(Dataset records)
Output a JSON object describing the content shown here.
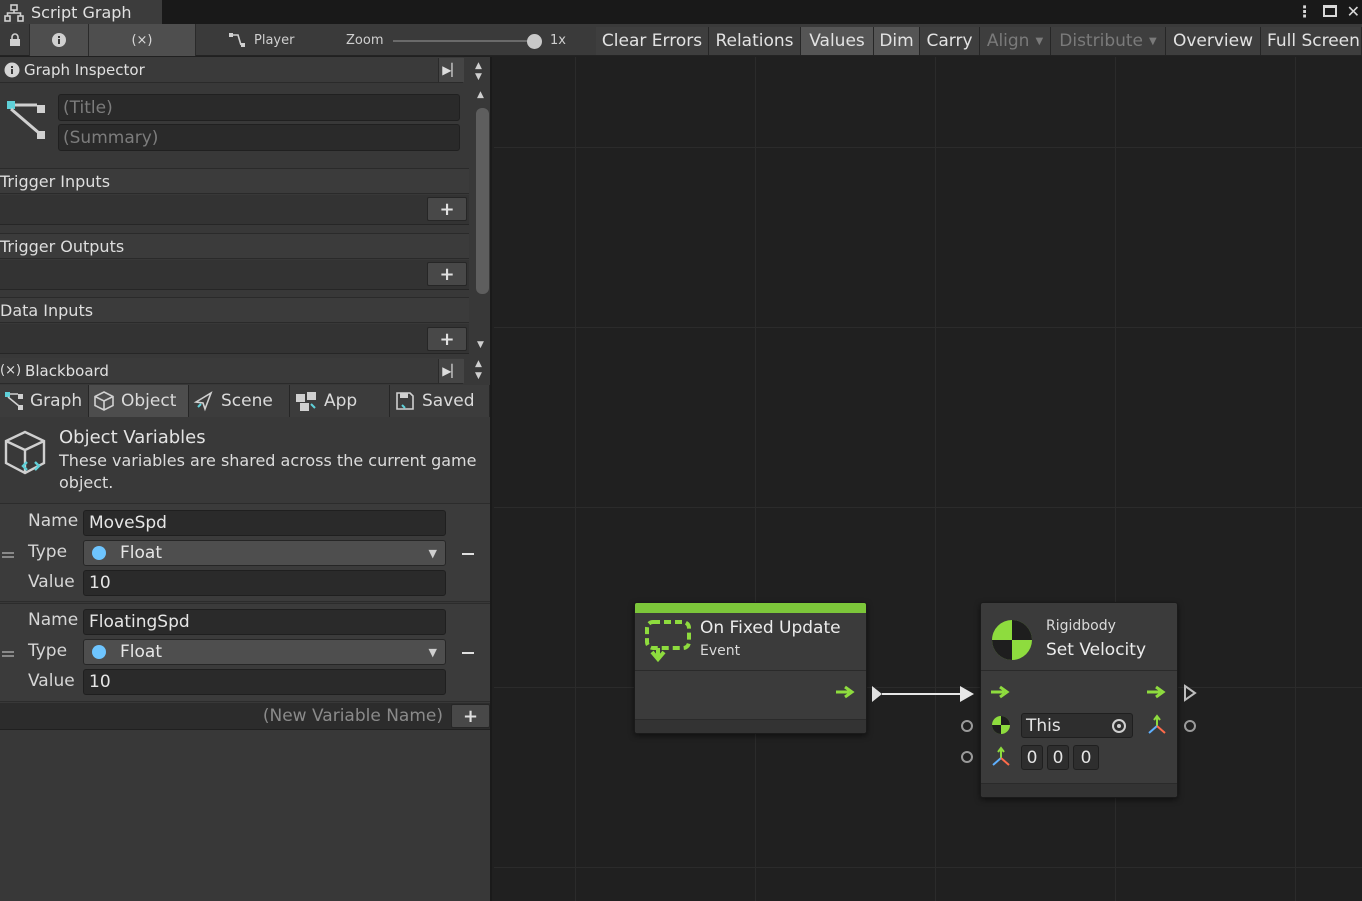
{
  "window": {
    "title": "Script Graph"
  },
  "toolbar": {
    "player_label": "Player",
    "zoom_label": "Zoom",
    "zoom_value": "1x",
    "zoom_level": 1.0,
    "buttons": {
      "clear_errors": "Clear Errors",
      "relations": "Relations",
      "values": "Values",
      "dim": "Dim",
      "carry": "Carry",
      "align": "Align",
      "distribute": "Distribute",
      "overview": "Overview",
      "full_screen": "Full Screen"
    }
  },
  "graph_inspector": {
    "header": "Graph Inspector",
    "title_placeholder": "(Title)",
    "summary_placeholder": "(Summary)",
    "sections": [
      "Trigger Inputs",
      "Trigger Outputs",
      "Data Inputs"
    ]
  },
  "blackboard": {
    "header": "Blackboard",
    "header_icon_text": "(×)",
    "tabs": [
      "Graph",
      "Object",
      "Scene",
      "App",
      "Saved"
    ],
    "active_tab": "Object",
    "section_title": "Object Variables",
    "section_description": "These variables are shared across the current game object.",
    "field_labels": {
      "name": "Name",
      "type": "Type",
      "value": "Value"
    },
    "variables": [
      {
        "name": "MoveSpd",
        "type": "Float",
        "value": "10"
      },
      {
        "name": "FloatingSpd",
        "type": "Float",
        "value": "10"
      }
    ],
    "new_variable_placeholder": "(New Variable Name)"
  },
  "graph": {
    "nodes": {
      "event": {
        "title": "On Fixed Update",
        "subtitle": "Event"
      },
      "action": {
        "category": "Rigidbody",
        "title": "Set Velocity",
        "target_value": "This",
        "velocity": [
          "0",
          "0",
          "0"
        ]
      }
    }
  },
  "colors": {
    "accent_green": "#7cc63a",
    "float_dot": "#6ec5ff",
    "canvas_bg": "#202020",
    "panel_bg": "#383838"
  }
}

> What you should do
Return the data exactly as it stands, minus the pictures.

> Written solution
Output a JSON object describing the content shown here.
{
  "window": {
    "title": "Script Graph"
  },
  "toolbar": {
    "player_label": "Player",
    "zoom_label": "Zoom",
    "zoom_value": "1x",
    "zoom_level": 1.0,
    "buttons": {
      "clear_errors": "Clear Errors",
      "relations": "Relations",
      "values": "Values",
      "dim": "Dim",
      "carry": "Carry",
      "align": "Align",
      "distribute": "Distribute",
      "overview": "Overview",
      "full_screen": "Full Screen"
    }
  },
  "graph_inspector": {
    "header": "Graph Inspector",
    "title_placeholder": "(Title)",
    "summary_placeholder": "(Summary)",
    "sections": [
      "Trigger Inputs",
      "Trigger Outputs",
      "Data Inputs"
    ]
  },
  "blackboard": {
    "header": "Blackboard",
    "header_icon_text": "(×)",
    "tabs": [
      "Graph",
      "Object",
      "Scene",
      "App",
      "Saved"
    ],
    "active_tab": "Object",
    "section_title": "Object Variables",
    "section_description": "These variables are shared across the current game object.",
    "field_labels": {
      "name": "Name",
      "type": "Type",
      "value": "Value"
    },
    "variables": [
      {
        "name": "MoveSpd",
        "type": "Float",
        "value": "10"
      },
      {
        "name": "FloatingSpd",
        "type": "Float",
        "value": "10"
      }
    ],
    "new_variable_placeholder": "(New Variable Name)"
  },
  "graph": {
    "nodes": {
      "event": {
        "title": "On Fixed Update",
        "subtitle": "Event"
      },
      "action": {
        "category": "Rigidbody",
        "title": "Set Velocity",
        "target_value": "This",
        "velocity": [
          "0",
          "0",
          "0"
        ]
      }
    }
  },
  "colors": {
    "accent_green": "#7cc63a",
    "float_dot": "#6ec5ff",
    "canvas_bg": "#202020",
    "panel_bg": "#383838"
  }
}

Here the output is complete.